Fundamentally, we're discussing what will change a teacher's practice. Teachers are always doing something (whether it is considered poor, satisfactory, or excellent practice), so while professional development may offer something new and different, it must inevitably replace something the teacher is already doing. 'Enacting a new idea for teachers is more than simply adopting it; it is determining whether, when, and how to incorporate that new idea into an ongoing system of practice that is already satisfactory and may also be largely habitual' (Kennedy, 2016).
PD must then consider "the process by which teacher change typically occurs." According to Guskey et al. (2002), failure to do so is one of two reasons why most PD programs fail. The other is a failure to consider "what motivates teachers to participate in professional development."
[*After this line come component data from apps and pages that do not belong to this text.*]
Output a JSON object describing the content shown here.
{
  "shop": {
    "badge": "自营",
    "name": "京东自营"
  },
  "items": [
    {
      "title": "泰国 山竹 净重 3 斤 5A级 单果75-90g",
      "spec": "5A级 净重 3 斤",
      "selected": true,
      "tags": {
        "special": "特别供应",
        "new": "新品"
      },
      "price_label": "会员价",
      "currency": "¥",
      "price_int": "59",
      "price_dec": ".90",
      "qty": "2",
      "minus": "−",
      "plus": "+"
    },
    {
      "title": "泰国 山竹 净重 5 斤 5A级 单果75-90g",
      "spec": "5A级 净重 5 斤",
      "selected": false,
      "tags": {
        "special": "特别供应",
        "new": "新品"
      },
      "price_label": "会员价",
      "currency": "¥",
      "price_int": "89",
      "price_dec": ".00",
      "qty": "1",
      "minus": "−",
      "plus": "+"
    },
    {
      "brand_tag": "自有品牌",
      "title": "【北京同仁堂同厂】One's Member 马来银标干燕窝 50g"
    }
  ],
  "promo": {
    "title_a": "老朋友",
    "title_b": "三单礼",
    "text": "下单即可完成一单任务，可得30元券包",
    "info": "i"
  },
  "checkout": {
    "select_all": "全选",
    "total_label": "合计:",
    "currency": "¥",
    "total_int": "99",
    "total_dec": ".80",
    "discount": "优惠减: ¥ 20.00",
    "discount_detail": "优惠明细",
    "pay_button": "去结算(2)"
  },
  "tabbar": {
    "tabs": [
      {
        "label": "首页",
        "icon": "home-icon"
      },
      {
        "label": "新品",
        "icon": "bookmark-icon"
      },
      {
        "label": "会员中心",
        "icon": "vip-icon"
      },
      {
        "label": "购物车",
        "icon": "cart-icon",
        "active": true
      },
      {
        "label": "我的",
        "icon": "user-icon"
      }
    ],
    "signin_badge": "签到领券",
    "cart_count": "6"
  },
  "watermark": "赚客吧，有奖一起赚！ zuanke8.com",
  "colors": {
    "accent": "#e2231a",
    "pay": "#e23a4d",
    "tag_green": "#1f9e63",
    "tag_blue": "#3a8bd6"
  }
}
This process, as well as the two criteria highlighted by Guskey et al. (2002), is reiterated by Timperley, (2008), who contends that there are four "important understandings that emerge from the literature":
- Professional development should focus on what we know about student learning: that it is "strongly influenced by what and how teachers teach."
- Because teaching is such a complex activity, professional development must consider the various ways behavior can be influenced, including teachers' knowledge and beliefs about what is important to teach, how to manage student behavior, and how students learn and meet external demands.
- Professional development must be "responsive to the ways in which teachers learn." This includes engaging their "prior conceptions about how the world works; developing deep factual and conceptual knowledge organized into frameworks that facilitate retrieval and application; and promoting metacognitive and self-regulatory processes that help learners define goals and then monitor their progress toward them."
- The context is critical, and it will have an impact on teachers' learning. This could include the classroom, the school, the larger school culture, and "the community, society in which the school is located."
Teach First has developed a set of Programme Principles based on our literature review, elements we believe are important to consider when designing developmental experiences for our teachers and leaders. The principles are not intended to form any consensus on what constitutes effective PD or to serve as a checklist when designing teacher development but rather to serve as a lens through which we can shape participant experience based on what we know about the development of novice teachers. Fundamentally, they represent our current assessment of what is likely to result in changes in the behavior of delegates on our programs. Writing this blog has already sparked a few ideas for improving them! They can be found right here.
To help our students learn, we ask ourselves what change we want to see, what evidence suggests might enable me (as a teacher) to make that change, what my students need to make it, and how we can I remove any obstacles that might hinder their ability to get there as quickly as possible. Anyone in charge of teacher development, including teachers themselves, can ask the same questions. Because effective teachers can make a substantial difference in the students' lives they teach, there is a moral imperative to ensure that teachers can effect positive and lasting change. As teacher educators, we are responsible for ensuring that professional development is as likely as possible to result in the desired change.